Article 93 says: “The House of the People shall, as soon as may be, choose two members of the House to be respectively Speaker and Deputy Speaker thereof and, so often as the office of Speaker or Deputy Speaker becomes vacant, the House shall choose another member to be Speaker or Deputy Speaker, as the case may be.”
Article 178 contains the corresponding position for Speaker and Deputy Speaker of the Legislative Assembly of a state.
Is it mandatory under the Constitution to have a Deputy Speaker?
Constitutional experts point out that both Articles 93 and 178 use the words “shall” and “as soon as may be” — indicating that not only is the election of Speaker and Deputy Speaker mandatory, it must be held at the earliest.
What are the time-frames and rules for the election of the Deputy Speaker?
All that the Constitution says is the election must be held as soon as possible.
Generally speaking, the practice in both Lok Sabha and the state Legislative Assemblies has been to elect the Speaker during the (mostly short) first session of the new House — usually on the third day after oath-taking and affirmations take place over the first two days.
In Lok Sabha, the election of Deputy Speaker is governed by Rule 8 of The Rules of Procedure and Conduct of Business in Lok Sabha. According to the Rule, the election “shall be held on such date as the Speaker may fix”, and the Deputy Speaker is elected once a motion proposing his name is carried.
Once elected, the Deputy Speaker usually continues in office until the dissolution of the House.
Under Article 94 (Article 179 for state legislatures), the Speaker or Deputy Speaker “shall vacate his office if he ceases to be a member of the House of the People”.
They may also resign (to each other), or “may be removed from…office by a resolution of the House of the People passed by a majority of all the then members of the House
Do the powers of the Speaker extend to the Deputy Speaker as well?
Article 95(1) says: “While the office of Speaker is vacant, the duties of the office shall be performed by the Deputy Speaker”.
In general, the Deputy Speaker has the same powers as the Speaker when presiding over a sitting of the House. All references to the Speaker in the Rules are deemed to be references to the Deputy Speaker when he presides.
Does being Deputy Speaker protect an MP or MLA from the law of disqualification?
No — with one specific exemption.
Para 5 of the Tenth Schedule (commonly known as the anti-defection law) says that a person who has been elected Speaker/ Deputy Speaker shall not be disqualified if he, by reason of his election to that office, voluntarily gives up the membership of the political party to which he belonged immediately before such election — and does not, so long as he continues to hold such office thereafter, rejoin that political party or become a member of another political party.

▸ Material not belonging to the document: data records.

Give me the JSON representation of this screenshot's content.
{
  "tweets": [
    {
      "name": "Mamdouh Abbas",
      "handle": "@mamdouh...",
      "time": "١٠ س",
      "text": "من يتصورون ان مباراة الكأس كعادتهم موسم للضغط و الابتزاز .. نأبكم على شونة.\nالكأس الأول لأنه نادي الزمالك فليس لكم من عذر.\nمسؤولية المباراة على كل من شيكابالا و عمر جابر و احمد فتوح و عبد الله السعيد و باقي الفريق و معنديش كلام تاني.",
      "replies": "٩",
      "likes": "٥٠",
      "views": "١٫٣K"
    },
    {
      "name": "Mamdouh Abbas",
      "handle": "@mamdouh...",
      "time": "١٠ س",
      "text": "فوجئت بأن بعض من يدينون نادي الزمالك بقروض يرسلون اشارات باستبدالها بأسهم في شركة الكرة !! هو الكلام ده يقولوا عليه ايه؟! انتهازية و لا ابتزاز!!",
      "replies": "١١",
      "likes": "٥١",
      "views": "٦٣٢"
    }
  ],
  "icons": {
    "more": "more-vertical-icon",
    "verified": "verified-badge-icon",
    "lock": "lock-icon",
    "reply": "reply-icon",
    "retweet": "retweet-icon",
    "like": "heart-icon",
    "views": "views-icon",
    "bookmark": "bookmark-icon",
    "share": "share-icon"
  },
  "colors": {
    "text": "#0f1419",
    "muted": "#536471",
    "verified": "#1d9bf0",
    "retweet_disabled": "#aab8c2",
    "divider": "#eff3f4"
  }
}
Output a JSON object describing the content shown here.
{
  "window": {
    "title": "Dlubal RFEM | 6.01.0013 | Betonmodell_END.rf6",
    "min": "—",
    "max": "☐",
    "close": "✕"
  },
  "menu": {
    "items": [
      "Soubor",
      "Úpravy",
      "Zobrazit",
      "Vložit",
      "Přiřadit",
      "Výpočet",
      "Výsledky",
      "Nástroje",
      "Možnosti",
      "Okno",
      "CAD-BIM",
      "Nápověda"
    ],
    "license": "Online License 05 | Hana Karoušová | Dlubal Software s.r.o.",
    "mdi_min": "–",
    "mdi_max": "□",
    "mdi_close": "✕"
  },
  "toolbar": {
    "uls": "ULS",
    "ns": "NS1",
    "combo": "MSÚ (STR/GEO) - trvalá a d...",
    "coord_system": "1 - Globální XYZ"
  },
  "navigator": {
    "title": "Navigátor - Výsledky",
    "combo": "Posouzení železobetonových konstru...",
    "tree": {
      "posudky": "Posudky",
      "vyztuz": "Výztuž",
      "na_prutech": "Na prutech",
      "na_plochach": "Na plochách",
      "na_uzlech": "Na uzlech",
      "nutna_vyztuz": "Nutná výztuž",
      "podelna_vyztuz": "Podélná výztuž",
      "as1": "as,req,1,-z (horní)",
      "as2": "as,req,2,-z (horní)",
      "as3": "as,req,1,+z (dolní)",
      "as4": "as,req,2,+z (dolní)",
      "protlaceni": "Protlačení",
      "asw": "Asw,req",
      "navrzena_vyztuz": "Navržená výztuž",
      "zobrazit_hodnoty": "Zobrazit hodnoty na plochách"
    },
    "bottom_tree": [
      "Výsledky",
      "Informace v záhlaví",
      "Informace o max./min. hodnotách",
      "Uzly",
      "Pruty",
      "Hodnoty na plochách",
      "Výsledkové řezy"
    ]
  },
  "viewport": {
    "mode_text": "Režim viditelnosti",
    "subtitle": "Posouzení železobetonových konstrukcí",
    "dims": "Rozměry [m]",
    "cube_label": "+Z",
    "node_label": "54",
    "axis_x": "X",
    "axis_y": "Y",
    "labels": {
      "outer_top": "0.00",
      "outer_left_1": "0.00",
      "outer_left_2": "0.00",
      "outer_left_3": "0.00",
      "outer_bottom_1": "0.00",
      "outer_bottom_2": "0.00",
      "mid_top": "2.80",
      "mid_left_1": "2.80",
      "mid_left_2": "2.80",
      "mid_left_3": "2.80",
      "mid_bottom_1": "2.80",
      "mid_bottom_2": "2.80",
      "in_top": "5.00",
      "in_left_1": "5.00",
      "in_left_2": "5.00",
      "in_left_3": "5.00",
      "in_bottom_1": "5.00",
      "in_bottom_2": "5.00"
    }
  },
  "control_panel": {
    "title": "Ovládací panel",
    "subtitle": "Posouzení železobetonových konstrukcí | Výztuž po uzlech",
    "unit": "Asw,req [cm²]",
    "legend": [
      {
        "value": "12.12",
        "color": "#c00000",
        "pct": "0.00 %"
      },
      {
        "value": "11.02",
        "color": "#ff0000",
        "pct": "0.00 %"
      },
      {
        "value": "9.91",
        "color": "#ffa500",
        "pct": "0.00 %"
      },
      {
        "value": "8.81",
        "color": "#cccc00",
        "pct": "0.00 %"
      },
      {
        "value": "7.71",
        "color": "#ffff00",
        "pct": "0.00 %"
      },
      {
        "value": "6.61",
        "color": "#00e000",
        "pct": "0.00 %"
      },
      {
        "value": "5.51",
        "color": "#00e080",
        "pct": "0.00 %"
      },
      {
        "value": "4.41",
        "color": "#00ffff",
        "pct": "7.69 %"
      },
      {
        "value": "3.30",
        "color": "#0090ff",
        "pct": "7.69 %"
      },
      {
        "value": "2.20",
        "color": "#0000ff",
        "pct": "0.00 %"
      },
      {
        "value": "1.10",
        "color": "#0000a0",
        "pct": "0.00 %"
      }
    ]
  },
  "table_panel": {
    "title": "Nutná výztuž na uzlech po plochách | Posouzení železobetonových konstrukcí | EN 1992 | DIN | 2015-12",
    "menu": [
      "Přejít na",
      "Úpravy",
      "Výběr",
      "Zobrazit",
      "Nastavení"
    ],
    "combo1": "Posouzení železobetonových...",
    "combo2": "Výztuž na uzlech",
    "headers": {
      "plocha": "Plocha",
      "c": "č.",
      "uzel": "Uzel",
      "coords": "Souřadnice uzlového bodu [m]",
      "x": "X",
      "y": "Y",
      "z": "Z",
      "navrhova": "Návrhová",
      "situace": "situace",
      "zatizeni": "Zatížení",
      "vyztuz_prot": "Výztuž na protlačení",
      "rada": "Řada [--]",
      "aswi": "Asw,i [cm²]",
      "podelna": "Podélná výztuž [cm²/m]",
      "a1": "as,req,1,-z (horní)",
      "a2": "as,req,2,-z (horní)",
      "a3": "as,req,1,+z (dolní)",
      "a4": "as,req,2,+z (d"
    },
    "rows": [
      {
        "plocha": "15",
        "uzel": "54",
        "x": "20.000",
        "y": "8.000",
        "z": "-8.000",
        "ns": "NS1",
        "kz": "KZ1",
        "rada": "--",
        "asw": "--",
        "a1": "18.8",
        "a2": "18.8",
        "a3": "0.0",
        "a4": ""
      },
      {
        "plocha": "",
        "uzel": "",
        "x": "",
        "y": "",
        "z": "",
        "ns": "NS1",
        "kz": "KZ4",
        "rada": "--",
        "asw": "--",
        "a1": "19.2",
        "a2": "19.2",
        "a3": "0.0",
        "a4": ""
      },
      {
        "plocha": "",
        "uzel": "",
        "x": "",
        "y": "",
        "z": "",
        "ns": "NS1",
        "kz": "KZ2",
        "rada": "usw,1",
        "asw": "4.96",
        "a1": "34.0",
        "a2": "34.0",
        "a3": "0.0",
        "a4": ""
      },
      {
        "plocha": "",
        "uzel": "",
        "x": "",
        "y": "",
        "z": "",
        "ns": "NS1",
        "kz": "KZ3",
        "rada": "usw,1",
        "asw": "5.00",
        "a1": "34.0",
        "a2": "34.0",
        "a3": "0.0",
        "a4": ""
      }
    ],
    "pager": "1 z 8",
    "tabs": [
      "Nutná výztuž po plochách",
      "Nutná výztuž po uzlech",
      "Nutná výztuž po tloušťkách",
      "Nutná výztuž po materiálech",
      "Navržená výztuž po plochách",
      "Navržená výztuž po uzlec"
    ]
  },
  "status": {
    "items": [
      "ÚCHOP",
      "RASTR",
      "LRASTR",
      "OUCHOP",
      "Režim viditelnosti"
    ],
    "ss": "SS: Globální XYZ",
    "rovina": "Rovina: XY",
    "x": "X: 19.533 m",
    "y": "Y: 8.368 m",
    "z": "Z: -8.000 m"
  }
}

This exemption applies to the Rajya Sabha Deputy Chairman, Chairman/ Deputy Chairman of a state Legislative Council, and Speaker/ Deputy Speaker of a state Legislative Assembly as well.
Content Credit: Indian Express